(ACTIVITY) Whenever a line below holds the word "value", count it; please give only the final number.

• • • • • • •

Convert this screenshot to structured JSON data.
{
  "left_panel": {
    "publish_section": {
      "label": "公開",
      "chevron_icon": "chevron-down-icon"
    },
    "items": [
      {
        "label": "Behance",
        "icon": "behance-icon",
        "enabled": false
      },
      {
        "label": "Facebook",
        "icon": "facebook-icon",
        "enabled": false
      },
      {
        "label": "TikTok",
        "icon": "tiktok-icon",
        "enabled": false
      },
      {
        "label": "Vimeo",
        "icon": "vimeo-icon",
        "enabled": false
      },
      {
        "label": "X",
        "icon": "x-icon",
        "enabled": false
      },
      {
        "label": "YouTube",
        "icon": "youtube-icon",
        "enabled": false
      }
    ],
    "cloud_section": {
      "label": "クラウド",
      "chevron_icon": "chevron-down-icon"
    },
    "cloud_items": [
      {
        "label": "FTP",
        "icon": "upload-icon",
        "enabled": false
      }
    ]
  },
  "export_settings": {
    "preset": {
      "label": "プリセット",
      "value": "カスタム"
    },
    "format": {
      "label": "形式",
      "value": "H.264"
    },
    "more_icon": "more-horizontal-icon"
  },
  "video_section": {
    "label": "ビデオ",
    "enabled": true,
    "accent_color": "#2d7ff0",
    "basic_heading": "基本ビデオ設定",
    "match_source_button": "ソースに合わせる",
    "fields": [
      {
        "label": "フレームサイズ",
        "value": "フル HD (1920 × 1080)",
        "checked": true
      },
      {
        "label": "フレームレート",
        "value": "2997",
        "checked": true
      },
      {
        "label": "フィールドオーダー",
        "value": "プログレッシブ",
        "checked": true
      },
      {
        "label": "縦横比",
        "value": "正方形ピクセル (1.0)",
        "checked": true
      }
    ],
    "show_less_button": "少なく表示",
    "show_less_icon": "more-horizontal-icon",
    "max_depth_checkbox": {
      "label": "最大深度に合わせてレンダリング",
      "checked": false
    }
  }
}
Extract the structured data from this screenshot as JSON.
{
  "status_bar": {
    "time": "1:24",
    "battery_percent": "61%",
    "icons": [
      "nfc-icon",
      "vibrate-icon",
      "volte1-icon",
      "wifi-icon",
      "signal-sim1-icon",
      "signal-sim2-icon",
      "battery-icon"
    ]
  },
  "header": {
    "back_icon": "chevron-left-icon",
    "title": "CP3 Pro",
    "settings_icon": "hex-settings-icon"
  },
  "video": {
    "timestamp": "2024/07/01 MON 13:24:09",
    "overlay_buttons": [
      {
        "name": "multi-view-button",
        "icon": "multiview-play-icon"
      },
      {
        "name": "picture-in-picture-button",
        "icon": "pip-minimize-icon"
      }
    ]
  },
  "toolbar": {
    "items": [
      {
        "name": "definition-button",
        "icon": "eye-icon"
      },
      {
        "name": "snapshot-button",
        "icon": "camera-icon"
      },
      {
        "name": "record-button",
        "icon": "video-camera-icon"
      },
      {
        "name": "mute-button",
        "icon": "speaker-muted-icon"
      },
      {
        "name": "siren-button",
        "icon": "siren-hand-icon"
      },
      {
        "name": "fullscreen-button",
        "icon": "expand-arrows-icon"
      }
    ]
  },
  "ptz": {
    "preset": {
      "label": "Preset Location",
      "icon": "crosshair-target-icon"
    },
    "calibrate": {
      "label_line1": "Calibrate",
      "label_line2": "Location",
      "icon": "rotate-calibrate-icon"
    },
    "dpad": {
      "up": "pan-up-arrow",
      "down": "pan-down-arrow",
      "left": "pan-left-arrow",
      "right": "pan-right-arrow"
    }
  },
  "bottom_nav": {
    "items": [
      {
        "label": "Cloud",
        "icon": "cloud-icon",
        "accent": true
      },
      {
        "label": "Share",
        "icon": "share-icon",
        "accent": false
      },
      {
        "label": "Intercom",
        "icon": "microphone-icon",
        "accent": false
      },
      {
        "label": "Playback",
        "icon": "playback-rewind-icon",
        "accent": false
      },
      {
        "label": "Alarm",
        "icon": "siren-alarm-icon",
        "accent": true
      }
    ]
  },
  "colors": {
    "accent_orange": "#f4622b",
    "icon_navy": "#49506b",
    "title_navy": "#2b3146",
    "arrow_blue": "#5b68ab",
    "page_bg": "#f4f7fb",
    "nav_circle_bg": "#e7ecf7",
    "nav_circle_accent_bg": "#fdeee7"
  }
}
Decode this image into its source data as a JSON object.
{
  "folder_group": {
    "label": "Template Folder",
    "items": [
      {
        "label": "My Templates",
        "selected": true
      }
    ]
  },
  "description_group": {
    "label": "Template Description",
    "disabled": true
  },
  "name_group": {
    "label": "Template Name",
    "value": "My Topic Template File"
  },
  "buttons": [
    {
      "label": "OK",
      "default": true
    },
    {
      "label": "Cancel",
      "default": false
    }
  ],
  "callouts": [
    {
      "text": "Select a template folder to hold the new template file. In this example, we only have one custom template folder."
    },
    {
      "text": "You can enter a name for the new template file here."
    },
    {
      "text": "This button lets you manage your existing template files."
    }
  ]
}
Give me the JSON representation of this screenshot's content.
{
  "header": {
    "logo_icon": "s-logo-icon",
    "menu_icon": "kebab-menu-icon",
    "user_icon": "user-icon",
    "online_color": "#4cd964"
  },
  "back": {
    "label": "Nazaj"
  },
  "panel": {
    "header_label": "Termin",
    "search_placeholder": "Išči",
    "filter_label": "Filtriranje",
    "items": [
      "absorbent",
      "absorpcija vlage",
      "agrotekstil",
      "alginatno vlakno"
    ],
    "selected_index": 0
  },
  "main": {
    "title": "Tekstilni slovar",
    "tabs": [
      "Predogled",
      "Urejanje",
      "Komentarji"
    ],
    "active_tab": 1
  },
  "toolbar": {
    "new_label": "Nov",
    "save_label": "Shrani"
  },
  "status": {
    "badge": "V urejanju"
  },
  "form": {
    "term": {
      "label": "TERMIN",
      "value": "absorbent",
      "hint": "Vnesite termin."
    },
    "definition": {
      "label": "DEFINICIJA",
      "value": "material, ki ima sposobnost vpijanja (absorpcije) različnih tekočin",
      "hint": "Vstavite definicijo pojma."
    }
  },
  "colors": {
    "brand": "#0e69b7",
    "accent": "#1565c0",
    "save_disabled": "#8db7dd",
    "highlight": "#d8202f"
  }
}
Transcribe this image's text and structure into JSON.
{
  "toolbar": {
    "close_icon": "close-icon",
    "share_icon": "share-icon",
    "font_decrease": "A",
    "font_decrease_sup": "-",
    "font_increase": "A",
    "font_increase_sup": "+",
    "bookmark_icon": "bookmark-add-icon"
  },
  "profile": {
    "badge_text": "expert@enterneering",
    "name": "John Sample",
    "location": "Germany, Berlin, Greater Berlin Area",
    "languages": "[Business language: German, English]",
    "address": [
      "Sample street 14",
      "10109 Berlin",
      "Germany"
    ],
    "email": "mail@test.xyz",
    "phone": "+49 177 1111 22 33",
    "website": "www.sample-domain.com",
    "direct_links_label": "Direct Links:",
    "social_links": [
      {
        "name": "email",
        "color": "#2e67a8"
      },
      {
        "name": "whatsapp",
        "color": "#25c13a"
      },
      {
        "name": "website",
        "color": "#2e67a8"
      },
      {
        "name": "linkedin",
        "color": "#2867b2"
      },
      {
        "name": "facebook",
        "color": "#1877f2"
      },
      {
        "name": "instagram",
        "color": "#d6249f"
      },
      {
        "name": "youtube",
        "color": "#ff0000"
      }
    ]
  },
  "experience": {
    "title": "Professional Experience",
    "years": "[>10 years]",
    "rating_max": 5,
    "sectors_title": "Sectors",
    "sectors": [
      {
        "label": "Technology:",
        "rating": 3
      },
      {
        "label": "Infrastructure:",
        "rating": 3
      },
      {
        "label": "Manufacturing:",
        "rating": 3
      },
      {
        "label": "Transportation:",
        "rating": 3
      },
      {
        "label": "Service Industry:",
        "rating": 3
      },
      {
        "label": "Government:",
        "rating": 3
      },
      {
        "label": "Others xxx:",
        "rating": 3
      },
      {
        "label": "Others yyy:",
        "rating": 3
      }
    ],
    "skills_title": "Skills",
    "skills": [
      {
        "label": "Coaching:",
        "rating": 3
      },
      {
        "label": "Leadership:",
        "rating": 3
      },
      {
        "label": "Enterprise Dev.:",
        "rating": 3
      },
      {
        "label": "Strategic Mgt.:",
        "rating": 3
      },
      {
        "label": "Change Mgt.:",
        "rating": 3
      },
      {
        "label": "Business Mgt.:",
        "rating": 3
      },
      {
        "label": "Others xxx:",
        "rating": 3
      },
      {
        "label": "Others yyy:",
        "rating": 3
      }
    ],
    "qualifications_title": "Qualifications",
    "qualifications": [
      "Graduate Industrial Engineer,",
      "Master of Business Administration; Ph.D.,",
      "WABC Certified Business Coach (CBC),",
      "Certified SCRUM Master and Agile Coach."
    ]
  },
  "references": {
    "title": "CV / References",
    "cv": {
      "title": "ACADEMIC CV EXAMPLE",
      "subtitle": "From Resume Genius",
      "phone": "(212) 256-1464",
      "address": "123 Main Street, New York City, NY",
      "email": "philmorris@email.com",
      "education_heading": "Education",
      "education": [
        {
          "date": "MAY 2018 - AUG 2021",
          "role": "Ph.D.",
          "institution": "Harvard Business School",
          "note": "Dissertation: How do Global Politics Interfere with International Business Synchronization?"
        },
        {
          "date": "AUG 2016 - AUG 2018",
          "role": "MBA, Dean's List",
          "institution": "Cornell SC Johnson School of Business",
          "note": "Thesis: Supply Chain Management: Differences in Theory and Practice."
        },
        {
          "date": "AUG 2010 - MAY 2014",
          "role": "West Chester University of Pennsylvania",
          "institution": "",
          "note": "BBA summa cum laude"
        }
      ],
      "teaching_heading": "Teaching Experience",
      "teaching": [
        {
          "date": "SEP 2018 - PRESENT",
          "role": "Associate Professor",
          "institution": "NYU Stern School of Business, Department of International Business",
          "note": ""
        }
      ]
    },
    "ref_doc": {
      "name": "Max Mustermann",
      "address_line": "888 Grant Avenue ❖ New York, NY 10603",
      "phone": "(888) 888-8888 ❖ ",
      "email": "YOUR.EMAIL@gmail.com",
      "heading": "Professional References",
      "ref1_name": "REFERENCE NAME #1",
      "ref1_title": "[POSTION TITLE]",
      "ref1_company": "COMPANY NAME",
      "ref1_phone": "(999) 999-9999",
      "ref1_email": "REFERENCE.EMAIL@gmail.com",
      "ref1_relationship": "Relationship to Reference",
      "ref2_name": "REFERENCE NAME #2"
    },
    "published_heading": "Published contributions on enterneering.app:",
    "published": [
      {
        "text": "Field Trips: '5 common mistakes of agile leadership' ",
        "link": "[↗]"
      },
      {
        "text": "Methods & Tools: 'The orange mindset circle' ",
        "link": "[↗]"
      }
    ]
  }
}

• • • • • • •

(ANSWER) 9